Personally, I don't see where it maters, you're putting 60 Hz. AC power in, running the idler motor at or near its synchronous speed & getting 60 HZ., 3-phase out, regardless of what the motor's doing. If you have a choice a 4-pole might be better only because it runs slower so bearings would last longer, it'd be quieter & possibly vibrate less.
the frequency may be at 50HZ in SA.
but either motor (2p or 4p) would suffice regardless of frequency.
i would look for a 4 pole motor myself.
if your oven requires 3 phase to operate, then yes you can hook it up to the rpc
on the other hand, if your oven operates on single phase, hooking it up to a RPC would be a waste of time and energy
If the oven is not new, you may have problems with the elements, wiring, connections, and stand offs crumbling as you try to work on them.

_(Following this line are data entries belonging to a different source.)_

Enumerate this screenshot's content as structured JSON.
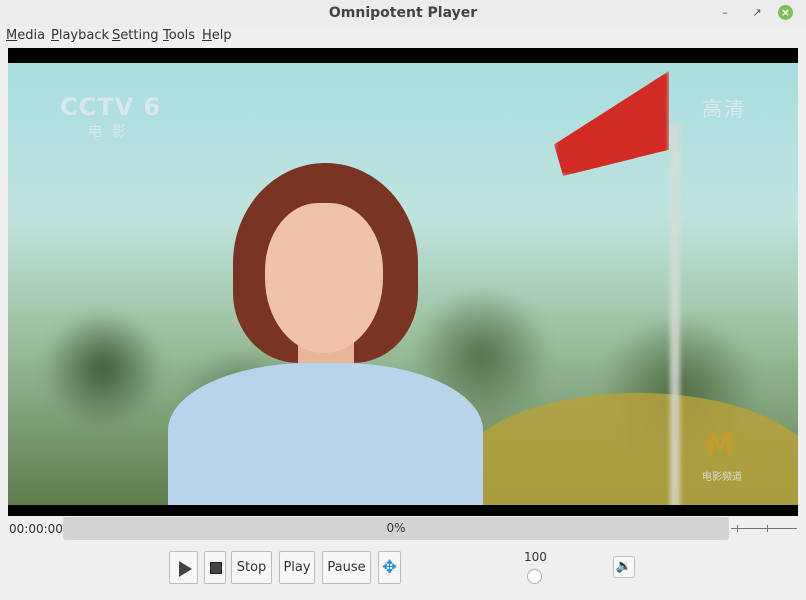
{
  "window": {
    "title": "Omnipotent Player",
    "minimize_glyph": "–",
    "maximize_glyph": "↗",
    "close_glyph": "×"
  },
  "menu": {
    "items": [
      {
        "label": "Media"
      },
      {
        "label": "Playback"
      },
      {
        "label": "Setting"
      },
      {
        "label": "Tools"
      },
      {
        "label": "Help"
      }
    ]
  },
  "video": {
    "logo_text": "CCTV 6",
    "logo_sub": "电影",
    "hd_text": "高清",
    "channel_mark": "M",
    "channel_sub": "电影频道"
  },
  "playback": {
    "elapsed": "00:00:00",
    "progress_label": "0%",
    "progress_value": 0,
    "end_slider": "-:——:——"
  },
  "controls": {
    "stop_label": "Stop",
    "play_label": "Play",
    "pause_label": "Pause",
    "move_icon_glyph": "✥",
    "volume_value": "100",
    "speaker_glyph": "🔉"
  },
  "colors": {
    "accent": "#2a8fd8",
    "close_button": "#7fbf5a",
    "flag": "#d22b24"
  },
  "icons": [
    "play-icon",
    "stop-icon",
    "move-icon",
    "speaker-icon",
    "minimize-icon",
    "maximize-icon",
    "close-icon"
  ]
}
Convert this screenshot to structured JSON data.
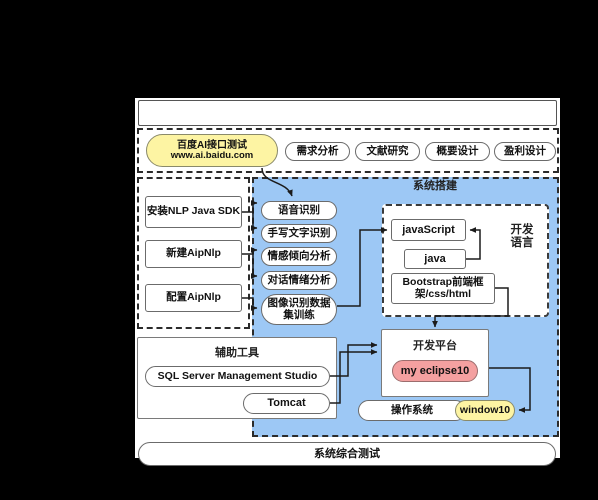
{
  "diagram": {
    "type": "flowchart",
    "background": "#000000",
    "canvas": "#ffffff",
    "panel_color": "#9dc8f5",
    "accent_yellow": "#fdf4a3",
    "accent_pink": "#f4a0a0"
  },
  "top_bar": {
    "label": ""
  },
  "phase_row": {
    "baidu": {
      "line1": "百度AI接口测试",
      "line2": "www.ai.baidu.com"
    },
    "steps": [
      {
        "label": "需求分析"
      },
      {
        "label": "文献研究"
      },
      {
        "label": "概要设计"
      },
      {
        "label": "盈利设计"
      }
    ]
  },
  "sdk_group": {
    "items": [
      {
        "label": "安装NLP Java SDK"
      },
      {
        "label": "新建AipNlp"
      },
      {
        "label": "配置AipNlp"
      }
    ]
  },
  "capabilities": {
    "items": [
      {
        "label": "语音识别"
      },
      {
        "label": "手写文字识别"
      },
      {
        "label": "情感倾向分析"
      },
      {
        "label": "对话情绪分析"
      },
      {
        "label": "图像识别数据集训练"
      }
    ]
  },
  "system_build": {
    "title": "系统搭建",
    "dev_language": {
      "caption": "开发\n语言",
      "caption_line1": "开发",
      "caption_line2": "语言",
      "items": [
        {
          "label": "javaScript"
        },
        {
          "label": "java"
        },
        {
          "label": "Bootstrap前端框架/css/html"
        }
      ]
    },
    "dev_platform": {
      "title": "开发平台",
      "item": {
        "label": "my eclipse10"
      }
    },
    "operating_system": {
      "label": "操作系统",
      "value": "window10"
    }
  },
  "tools_group": {
    "title": "辅助工具",
    "items": [
      {
        "label": "SQL Server Management Studio"
      },
      {
        "label": "Tomcat"
      }
    ]
  },
  "bottom_bar": {
    "label": "系统综合测试"
  }
}
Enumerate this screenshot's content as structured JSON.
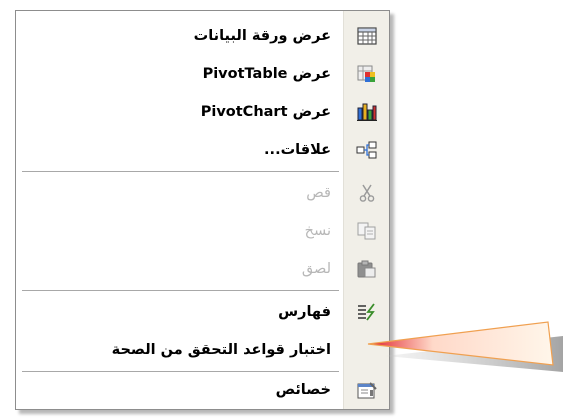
{
  "menu": {
    "items": [
      {
        "label": "عرض ورقة البيانات",
        "icon": "datasheet-view-icon",
        "disabled": false
      },
      {
        "label": "عرض PivotTable",
        "icon": "pivottable-icon",
        "disabled": false
      },
      {
        "label": "عرض PivotChart",
        "icon": "pivotchart-icon",
        "disabled": false
      },
      {
        "label": "علاقات...",
        "icon": "relationships-icon",
        "disabled": false
      },
      {
        "label": "قص",
        "icon": "cut-icon",
        "disabled": true
      },
      {
        "label": "نسخ",
        "icon": "copy-icon",
        "disabled": true
      },
      {
        "label": "لصق",
        "icon": "paste-icon",
        "disabled": true
      },
      {
        "label": "فهارس",
        "icon": "indexes-icon",
        "disabled": false
      },
      {
        "label": "اختبار قواعد التحقق من الصحة",
        "icon": "",
        "disabled": false
      },
      {
        "label": "خصائص",
        "icon": "properties-icon",
        "disabled": false
      }
    ]
  },
  "colors": {
    "callout_border": "#f0a050",
    "callout_fill": "#fff3e0",
    "arrow_red": "#e0202a",
    "disabled_text": "#b7b7b7",
    "icon_strip": "#f1efe8"
  }
}
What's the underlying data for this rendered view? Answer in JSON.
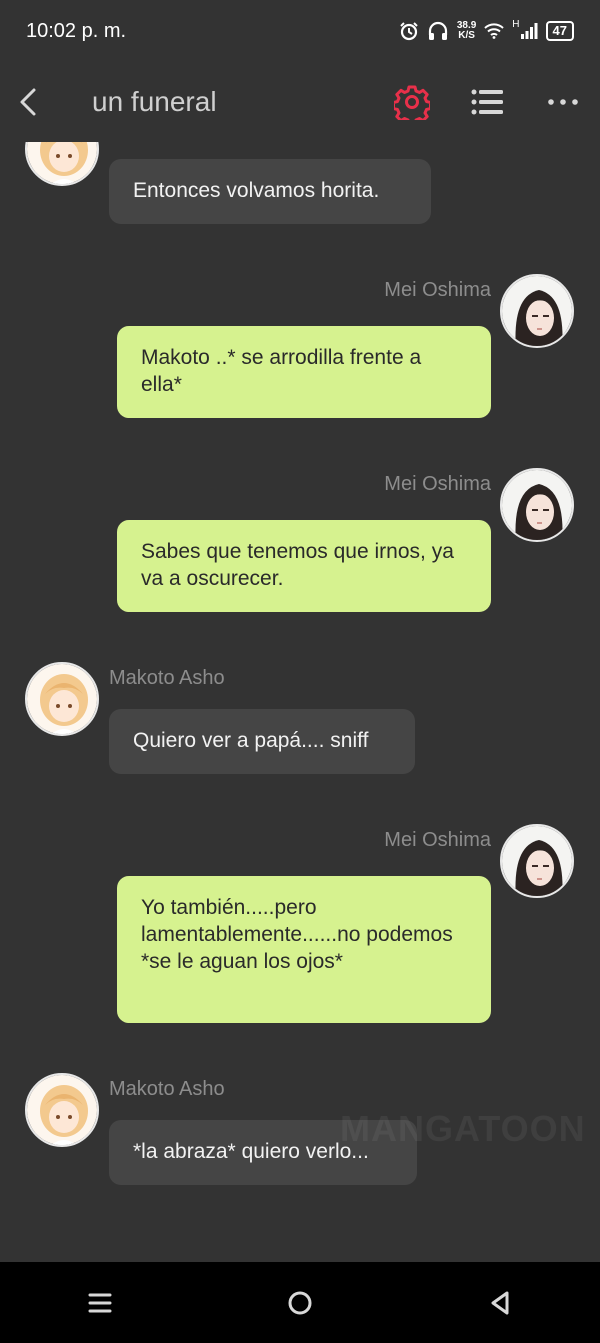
{
  "status_bar": {
    "time": "10:02 p. m.",
    "net_speed_value": "38.9",
    "net_speed_unit": "K/S",
    "signal_label": "H",
    "battery": "47"
  },
  "header": {
    "title": "un funeral"
  },
  "messages": [
    {
      "side": "left",
      "sender": "",
      "text": "Entonces volvamos horita."
    },
    {
      "side": "right",
      "sender": "Mei Oshima",
      "text": "Makoto ..* se arrodilla frente a ella*"
    },
    {
      "side": "right",
      "sender": "Mei Oshima",
      "text": "Sabes que tenemos que irnos, ya va a oscurecer."
    },
    {
      "side": "left",
      "sender": "Makoto Asho",
      "text": "Quiero ver a papá.... sniff"
    },
    {
      "side": "right",
      "sender": "Mei Oshima",
      "text": "Yo también.....pero lamentablemente......no podemos *se le aguan los ojos*"
    },
    {
      "side": "left",
      "sender": "Makoto Asho",
      "text": "*la abraza* quiero verlo..."
    }
  ],
  "watermark": "MANGATOON",
  "colors": {
    "background": "#333333",
    "bubble_left": "#454545",
    "bubble_right": "#d6f28f",
    "accent_gear": "#e8304a"
  },
  "icons": [
    "back-arrow-icon",
    "gear-icon",
    "list-icon",
    "more-icon",
    "menu-icon",
    "home-circle-icon",
    "back-triangle-icon"
  ]
}
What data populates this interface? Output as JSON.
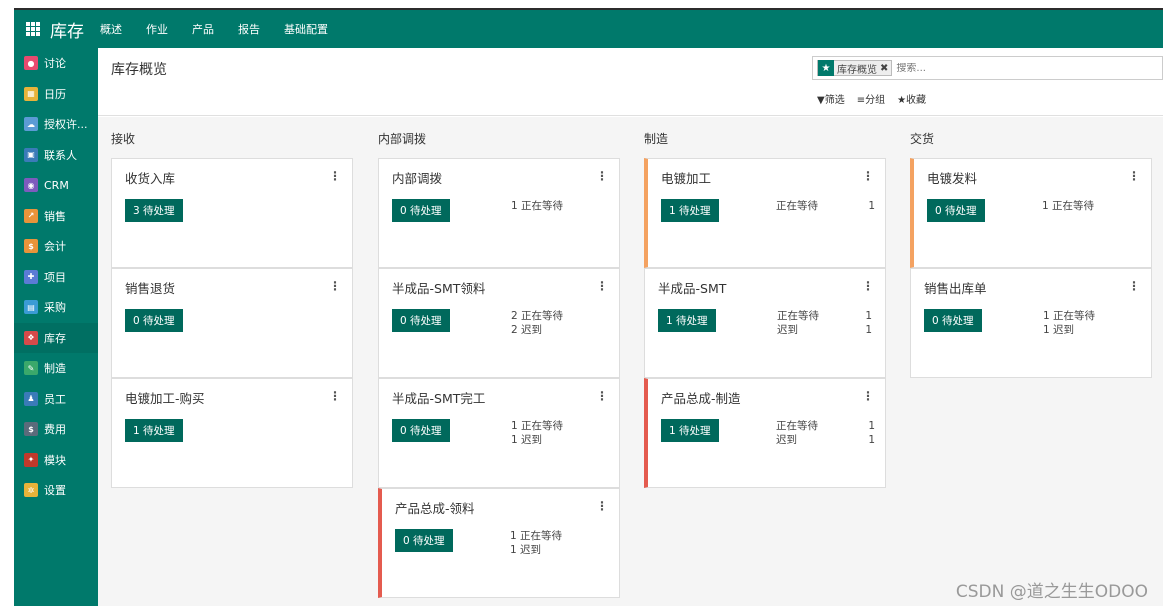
{
  "navbar": {
    "brand": "库存",
    "menu": [
      "概述",
      "作业",
      "产品",
      "报告",
      "基础配置"
    ]
  },
  "sidebar": {
    "items": [
      {
        "label": "讨论",
        "icon": "chat-icon",
        "color": "#e84a6f",
        "glyph": "●"
      },
      {
        "label": "日历",
        "icon": "calendar-icon",
        "color": "#e8b33a",
        "glyph": "▦"
      },
      {
        "label": "授权许...",
        "icon": "cloud-icon",
        "color": "#5b9bd5",
        "glyph": "☁"
      },
      {
        "label": "联系人",
        "icon": "contact-card-icon",
        "color": "#3a7bb8",
        "glyph": "▣"
      },
      {
        "label": "CRM",
        "icon": "handshake-icon",
        "color": "#7d5bbe",
        "glyph": "◉"
      },
      {
        "label": "销售",
        "icon": "chart-icon",
        "color": "#e8943a",
        "glyph": "↗"
      },
      {
        "label": "会计",
        "icon": "invoice-icon",
        "color": "#e8943a",
        "glyph": "$"
      },
      {
        "label": "项目",
        "icon": "puzzle-icon",
        "color": "#5b7bd5",
        "glyph": "✚"
      },
      {
        "label": "采购",
        "icon": "purchase-icon",
        "color": "#3a9bd5",
        "glyph": "▤"
      },
      {
        "label": "库存",
        "icon": "boxes-icon",
        "color": "#d54a4a",
        "glyph": "❖"
      },
      {
        "label": "制造",
        "icon": "wrench-icon",
        "color": "#3aa86b",
        "glyph": "✎"
      },
      {
        "label": "员工",
        "icon": "people-icon",
        "color": "#3a7bb8",
        "glyph": "♟"
      },
      {
        "label": "费用",
        "icon": "expense-icon",
        "color": "#5b6b7b",
        "glyph": "$"
      },
      {
        "label": "模块",
        "icon": "modules-icon",
        "color": "#c0392b",
        "glyph": "✦"
      },
      {
        "label": "设置",
        "icon": "settings-icon",
        "color": "#e8b33a",
        "glyph": "✲"
      }
    ],
    "active_index": 9
  },
  "control": {
    "title": "库存概览",
    "facet_label": "库存概览",
    "search_placeholder": "搜索...",
    "filter_label": "▼筛选",
    "group_label": "≡分组",
    "favorite_label": "★收藏"
  },
  "columns": [
    {
      "title": "接收",
      "cards": [
        {
          "title": "收货入库",
          "button": "3 待处理",
          "stripe": "",
          "stats": []
        },
        {
          "title": "销售退货",
          "button": "0 待处理",
          "stripe": "",
          "stats": []
        },
        {
          "title": "电镀加工-购买",
          "button": "1 待处理",
          "stripe": "",
          "stats": []
        }
      ]
    },
    {
      "title": "内部调拨",
      "cards": [
        {
          "title": "内部调拨",
          "button": "0 待处理",
          "stripe": "",
          "stats": [
            {
              "label": "1 正在等待",
              "num": ""
            }
          ]
        },
        {
          "title": "半成品-SMT领料",
          "button": "0 待处理",
          "stripe": "",
          "stats": [
            {
              "label": "2 正在等待",
              "num": ""
            },
            {
              "label": "2 迟到",
              "num": ""
            }
          ]
        },
        {
          "title": "半成品-SMT完工",
          "button": "0 待处理",
          "stripe": "",
          "stats": [
            {
              "label": "1 正在等待",
              "num": ""
            },
            {
              "label": "1 迟到",
              "num": ""
            }
          ]
        },
        {
          "title": "产品总成-领料",
          "button": "0 待处理",
          "stripe": "red",
          "stats": [
            {
              "label": "1 正在等待",
              "num": ""
            },
            {
              "label": "1 迟到",
              "num": ""
            }
          ]
        }
      ]
    },
    {
      "title": "制造",
      "cards": [
        {
          "title": "电镀加工",
          "button": "1 待处理",
          "stripe": "orange",
          "stats": [
            {
              "label": "正在等待",
              "num": "1"
            }
          ]
        },
        {
          "title": "半成品-SMT",
          "button": "1 待处理",
          "stripe": "",
          "stats": [
            {
              "label": "正在等待",
              "num": "1"
            },
            {
              "label": "迟到",
              "num": "1"
            }
          ]
        },
        {
          "title": "产品总成-制造",
          "button": "1 待处理",
          "stripe": "red",
          "stats": [
            {
              "label": "正在等待",
              "num": "1"
            },
            {
              "label": "迟到",
              "num": "1"
            }
          ]
        }
      ]
    },
    {
      "title": "交货",
      "cards": [
        {
          "title": "电镀发料",
          "button": "0 待处理",
          "stripe": "orange",
          "stats": [
            {
              "label": "1 正在等待",
              "num": ""
            }
          ]
        },
        {
          "title": "销售出库单",
          "button": "0 待处理",
          "stripe": "",
          "stats": [
            {
              "label": "1 正在等待",
              "num": ""
            },
            {
              "label": "1 迟到",
              "num": ""
            }
          ]
        }
      ]
    }
  ],
  "watermark": "CSDN @道之生生ODOO",
  "colors": {
    "brand": "#00796b",
    "button": "#00695c",
    "stripe_orange": "#f4a261",
    "stripe_red": "#e45b4f"
  }
}
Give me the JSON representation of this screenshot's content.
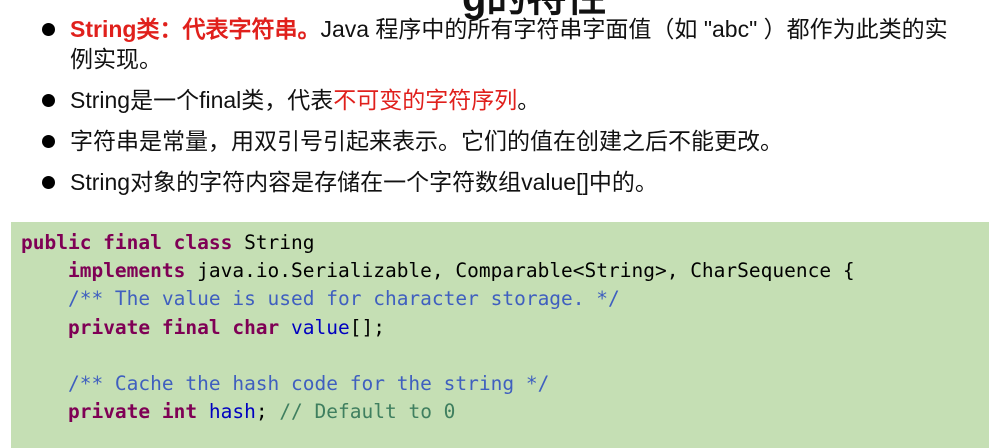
{
  "slide": {
    "title_fragment": "g的特性"
  },
  "bullets": [
    {
      "parts": [
        {
          "text": "String类：代表字符串。",
          "style": "red-bold"
        },
        {
          "text": "Java 程序中的所有字符串字面值（如 \"abc\" ）都作为此类的实例实现。",
          "style": "normal"
        }
      ]
    },
    {
      "parts": [
        {
          "text": "String是一个final类，代表",
          "style": "normal"
        },
        {
          "text": "不可变的字符序列",
          "style": "red"
        },
        {
          "text": "。",
          "style": "normal"
        }
      ]
    },
    {
      "parts": [
        {
          "text": "字符串是常量，用双引号引起来表示。它们的值在创建之后不能更改。",
          "style": "normal"
        }
      ]
    },
    {
      "parts": [
        {
          "text": "String对象的字符内容是存储在一个字符数组value[]中的。",
          "style": "normal"
        }
      ]
    }
  ],
  "code": {
    "background": "#c5dfb4",
    "lines": [
      [
        {
          "t": "public final class",
          "c": "kw"
        },
        {
          "t": " String",
          "c": "pl"
        }
      ],
      [
        {
          "t": "    ",
          "c": "pl"
        },
        {
          "t": "implements",
          "c": "kw"
        },
        {
          "t": " java.io.Serializable, Comparable<String>, CharSequence {",
          "c": "pl"
        }
      ],
      [
        {
          "t": "    ",
          "c": "pl"
        },
        {
          "t": "/** The value is used for character storage. */",
          "c": "cm"
        }
      ],
      [
        {
          "t": "    ",
          "c": "pl"
        },
        {
          "t": "private final char",
          "c": "kw"
        },
        {
          "t": " ",
          "c": "pl"
        },
        {
          "t": "value",
          "c": "fld"
        },
        {
          "t": "[];",
          "c": "pl"
        }
      ],
      [],
      [
        {
          "t": "    ",
          "c": "pl"
        },
        {
          "t": "/** Cache the hash code for the string */",
          "c": "cm"
        }
      ],
      [
        {
          "t": "    ",
          "c": "pl"
        },
        {
          "t": "private int",
          "c": "kw"
        },
        {
          "t": " ",
          "c": "pl"
        },
        {
          "t": "hash",
          "c": "fld"
        },
        {
          "t": "; ",
          "c": "pl"
        },
        {
          "t": "// Default to 0",
          "c": "lc"
        }
      ]
    ]
  }
}
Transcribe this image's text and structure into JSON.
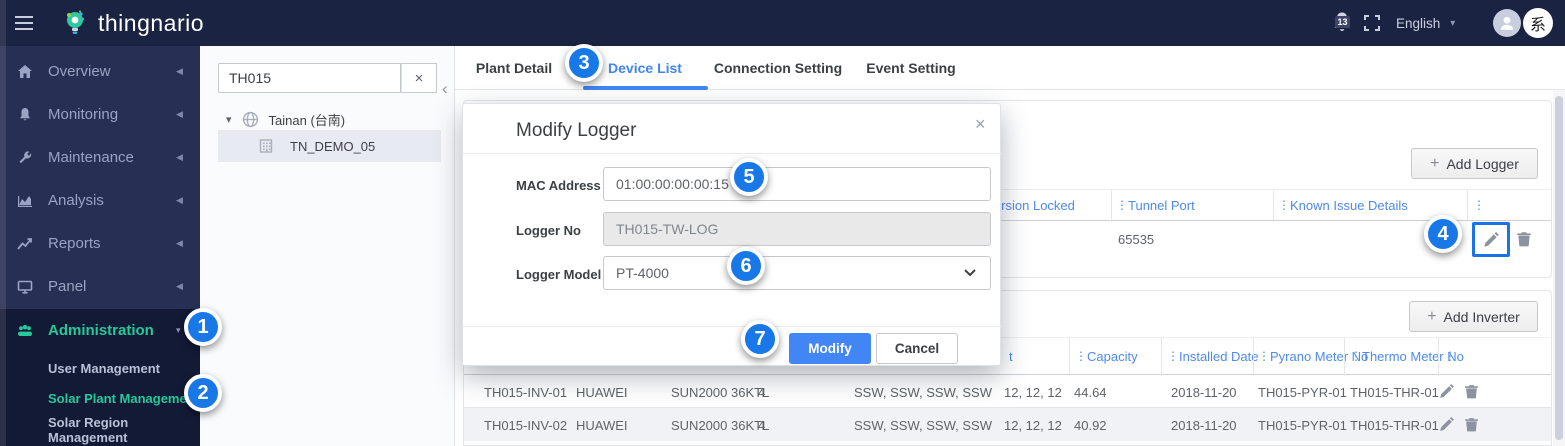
{
  "header": {
    "brand": "thingnario",
    "notification_count": "13",
    "language": "English",
    "profile_initial": "系"
  },
  "sidebar": {
    "items": [
      {
        "label": "Overview"
      },
      {
        "label": "Monitoring"
      },
      {
        "label": "Maintenance"
      },
      {
        "label": "Analysis"
      },
      {
        "label": "Reports"
      },
      {
        "label": "Panel"
      }
    ],
    "admin": {
      "label": "Administration",
      "subitems": [
        {
          "label": "User Management"
        },
        {
          "label": "Solar Plant Management"
        },
        {
          "label": "Solar Region Management"
        }
      ],
      "active_subitem": "Solar Plant Management"
    }
  },
  "tree": {
    "search_value": "TH015",
    "region_label": "Tainan (台南)",
    "plant_label": "TN_DEMO_05"
  },
  "tabs": {
    "items": [
      {
        "label": "Plant Detail"
      },
      {
        "label": "Device List"
      },
      {
        "label": "Connection Setting"
      },
      {
        "label": "Event Setting"
      }
    ],
    "active": "Device List"
  },
  "logger": {
    "add_button": "Add Logger",
    "columns": {
      "version_locked": "Version Locked",
      "tunnel_port": "Tunnel Port",
      "known_issue": "Known Issue Details"
    },
    "row": {
      "tunnel_port": "65535"
    }
  },
  "inverter": {
    "add_button": "Add Inverter",
    "columns": {
      "fragment": "t",
      "capacity": "Capacity",
      "installed_date": "Installed Date",
      "pyrano": "Pyrano Meter No",
      "thermo": "Thermo Meter No"
    },
    "rows": [
      {
        "no": "TH015-INV-01",
        "brand": "HUAWEI",
        "model": "SUN2000 36KTL",
        "count": "4",
        "directions": "SSW, SSW, SSW, SSW",
        "tilts": "12, 12, 12",
        "capacity": "44.64",
        "installed": "2018-11-20",
        "pyrano": "TH015-PYR-01",
        "thermo": "TH015-THR-01"
      },
      {
        "no": "TH015-INV-02",
        "brand": "HUAWEI",
        "model": "SUN2000 36KTL",
        "count": "4",
        "directions": "SSW, SSW, SSW, SSW",
        "tilts": "12, 12, 12",
        "capacity": "40.92",
        "installed": "2018-11-20",
        "pyrano": "TH015-PYR-01",
        "thermo": "TH015-THR-01"
      }
    ]
  },
  "modal": {
    "title": "Modify Logger",
    "mac_label": "MAC Address",
    "mac_value": "01:00:00:00:00:15",
    "logger_no_label": "Logger No",
    "logger_no_value": "TH015-TW-LOG",
    "model_label": "Logger Model Name",
    "model_value": "PT-4000",
    "modify_button": "Modify",
    "cancel_button": "Cancel"
  },
  "annotations": {
    "steps": [
      {
        "n": "1"
      },
      {
        "n": "2"
      },
      {
        "n": "3"
      },
      {
        "n": "4"
      },
      {
        "n": "5"
      },
      {
        "n": "6"
      },
      {
        "n": "7"
      }
    ]
  },
  "glyphs": {
    "kebab": "⋮",
    "caret_left": "◀",
    "caret_down": "▾",
    "close": "×",
    "clear": "×",
    "collapse": "‹",
    "plus": "+"
  },
  "colors": {
    "accent_green": "#25c99a",
    "accent_blue": "#4285f4",
    "badge_blue": "#1878e8",
    "navy": "#1b2342"
  }
}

In that case I would stick with three phase if that is a good possibility.
A quick look at the oven wiring could be simple enough.
Likely has 3 heating elements one each across each phase.
Depending on the voltages one could connect single phase to some connections and have it still operate but at lower output.
The oven should be built such that the area where the wiring from the heaters to the distribution blocks is servicable so it should not be difficult but the voltage rating of the heaters could make things interesting.
The oven elements are resistive loads, the elements are usually wired to a terminal block and it is the configuration at the terminal block that usually determines if it can be rewired to run off of single phase. The elements are in banks so probably star for 240V 3 phase and parallel for single phase. If the manuals states that this is OK to rewire for single phase, I would go that route, a RPC is not needed. Other considerations are if there is a controller and what voltage it needs, you will also need to change the input wiring gauge to the terminal block and breaker so it is compliant with the increased single phase amperage.